[Data provided — start]
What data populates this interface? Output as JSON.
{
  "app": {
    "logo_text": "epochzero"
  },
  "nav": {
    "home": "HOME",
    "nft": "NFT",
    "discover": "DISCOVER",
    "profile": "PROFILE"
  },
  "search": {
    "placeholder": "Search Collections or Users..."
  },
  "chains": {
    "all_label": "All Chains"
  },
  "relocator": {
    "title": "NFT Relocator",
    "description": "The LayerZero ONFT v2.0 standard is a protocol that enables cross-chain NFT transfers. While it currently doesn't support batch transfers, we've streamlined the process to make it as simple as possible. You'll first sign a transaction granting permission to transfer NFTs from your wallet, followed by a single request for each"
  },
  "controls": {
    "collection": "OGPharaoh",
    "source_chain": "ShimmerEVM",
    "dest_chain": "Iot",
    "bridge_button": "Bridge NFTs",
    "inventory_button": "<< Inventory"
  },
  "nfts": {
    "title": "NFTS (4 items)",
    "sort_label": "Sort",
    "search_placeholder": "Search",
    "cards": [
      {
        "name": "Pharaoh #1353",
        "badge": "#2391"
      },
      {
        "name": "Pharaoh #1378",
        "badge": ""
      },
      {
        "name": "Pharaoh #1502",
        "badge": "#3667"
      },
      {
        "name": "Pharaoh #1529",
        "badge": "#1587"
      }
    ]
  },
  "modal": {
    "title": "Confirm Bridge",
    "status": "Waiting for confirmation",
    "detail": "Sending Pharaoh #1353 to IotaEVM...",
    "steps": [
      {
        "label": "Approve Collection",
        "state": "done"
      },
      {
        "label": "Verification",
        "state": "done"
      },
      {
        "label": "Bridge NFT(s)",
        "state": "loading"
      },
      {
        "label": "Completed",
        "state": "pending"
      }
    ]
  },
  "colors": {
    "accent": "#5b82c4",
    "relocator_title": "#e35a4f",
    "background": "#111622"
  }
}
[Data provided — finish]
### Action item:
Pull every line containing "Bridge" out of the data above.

### The completed task:
    "bridge_button": "Bridge NFTs",
    "title": "Confirm Bridge",
        "label": "Bridge NFT(s)",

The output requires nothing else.